Segment Start: Supplied entries

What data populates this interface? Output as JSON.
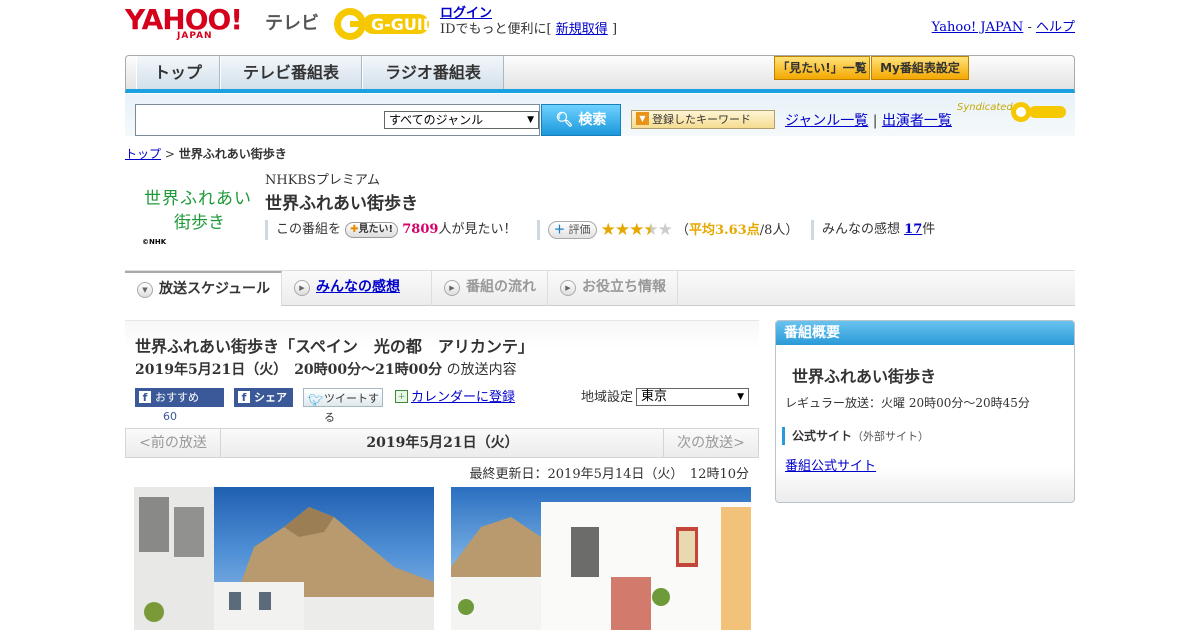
{
  "header": {
    "logo_text": "YAHOO!",
    "logo_sub": "JAPAN",
    "service_label": "テレビ",
    "guide_logo": "G-GUIDE",
    "login_label": "ログイン",
    "login_prompt_prefix": "IDでもっと便利に[",
    "register_label": "新規取得",
    "login_prompt_suffix": "]",
    "yahoo_japan_link": "Yahoo! JAPAN",
    "separator": "-",
    "help_link": "ヘルプ"
  },
  "nav": {
    "tabs": [
      {
        "label": "トップ"
      },
      {
        "label": "テレビ番組表"
      },
      {
        "label": "ラジオ番組表"
      }
    ],
    "watchlist_label": "「見たい!」一覧",
    "mytable_label": "My番組表設定"
  },
  "search": {
    "input_value": "",
    "genre_selected": "すべてのジャンル",
    "button_label": "検索",
    "keyword_button_label": "登録したキーワード",
    "genre_list_link": "ジャンル一覧",
    "link_separator": "|",
    "performer_list_link": "出演者一覧",
    "syndicated_label": "Syndicated"
  },
  "breadcrumb": {
    "home": "トップ",
    "separator": ">",
    "current": "世界ふれあい街歩き"
  },
  "program": {
    "logo_line1": "世界ふれあい",
    "logo_line2": "街歩き",
    "logo_copyright": "©NHK",
    "channel": "NHKBSプレミアム",
    "title": "世界ふれあい街歩き",
    "watch_prefix": "この番組を",
    "watch_button": "見たい!",
    "watch_count": "7809",
    "watch_suffix": "人が見たい！",
    "rate_button": "評価",
    "rating_value": 3.5,
    "rating_max": 5,
    "avg_prefix": "（",
    "avg_score": "平均3.63点",
    "avg_suffix": "/8人）",
    "impressions_prefix": "みんなの感想",
    "impressions_count": "17",
    "impressions_suffix": "件"
  },
  "content_tabs": [
    {
      "label": "放送スケジュール"
    },
    {
      "label": "みんなの感想"
    },
    {
      "label": "番組の流れ"
    },
    {
      "label": "お役立ち情報"
    }
  ],
  "episode": {
    "title": "世界ふれあい街歩き「スペイン　光の都　アリカンテ」",
    "datetime": "2019年5月21日（火）　20時00分～21時00分",
    "datetime_suffix": "の放送内容",
    "recommend_label": "おすすめ",
    "recommend_count": "60",
    "share_label": "シェア",
    "tweet_label": "ツイートする",
    "calendar_label": "カレンダーに登録",
    "region_label": "地域設定",
    "region_selected": "東京"
  },
  "date_nav": {
    "prev_label": "<前の放送",
    "current_date": "2019年5月21日（火）",
    "next_label": "次の放送>"
  },
  "last_updated": "最終更新日：2019年5月14日（火）　12時10分",
  "sidebar": {
    "header": "番組概要",
    "title": "世界ふれあい街歩き",
    "regular": "レギュラー放送：火曜 20時00分～20時45分",
    "official_label": "公式サイト",
    "official_note": "（外部サイト）",
    "official_link": "番組公式サイト"
  },
  "colors": {
    "yahoo_red": "#d4001c",
    "accent_blue": "#1ba1e2",
    "star_gold": "#e6a800",
    "count_pink": "#d6006a",
    "facebook_blue": "#3b5998"
  }
}
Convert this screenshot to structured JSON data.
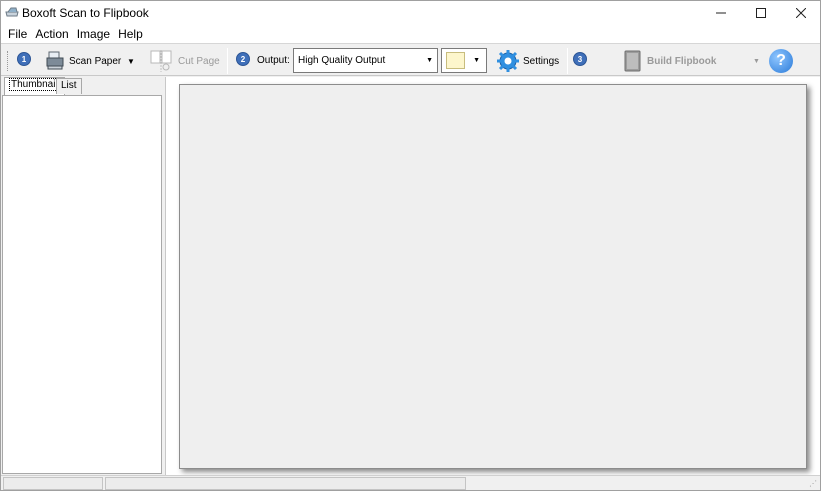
{
  "window": {
    "title": "Boxoft Scan to Flipbook"
  },
  "menu": {
    "items": [
      "File",
      "Action",
      "Image",
      "Help"
    ]
  },
  "toolbar": {
    "step1": "1",
    "scan_label": "Scan Paper",
    "cut_label": "Cut Page",
    "step2": "2",
    "output_label": "Output:",
    "output_value": "High Quality Output",
    "settings_label": "Settings",
    "step3": "3",
    "build_label": "Build Flipbook",
    "help_glyph": "?"
  },
  "tabs": {
    "thumbnail": "Thumbnail",
    "list": "List"
  },
  "colors": {
    "page_swatch": "#fdf6cc",
    "accent": "#3f6fb9"
  },
  "icons": [
    "app-scanner-icon",
    "scanner-icon",
    "cut-page-icon",
    "settings-gear-icon",
    "flipbook-icon",
    "help-icon"
  ]
}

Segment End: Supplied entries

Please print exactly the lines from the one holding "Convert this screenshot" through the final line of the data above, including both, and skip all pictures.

Convert this screenshot to structured JSON data.
{
  "window": {
    "title": "Boxoft Scan to Flipbook"
  },
  "menu": {
    "items": [
      "File",
      "Action",
      "Image",
      "Help"
    ]
  },
  "toolbar": {
    "step1": "1",
    "scan_label": "Scan Paper",
    "cut_label": "Cut Page",
    "step2": "2",
    "output_label": "Output:",
    "output_value": "High Quality Output",
    "settings_label": "Settings",
    "step3": "3",
    "build_label": "Build Flipbook",
    "help_glyph": "?"
  },
  "tabs": {
    "thumbnail": "Thumbnail",
    "list": "List"
  },
  "colors": {
    "page_swatch": "#fdf6cc",
    "accent": "#3f6fb9"
  },
  "icons": [
    "app-scanner-icon",
    "scanner-icon",
    "cut-page-icon",
    "settings-gear-icon",
    "flipbook-icon",
    "help-icon"
  ]
}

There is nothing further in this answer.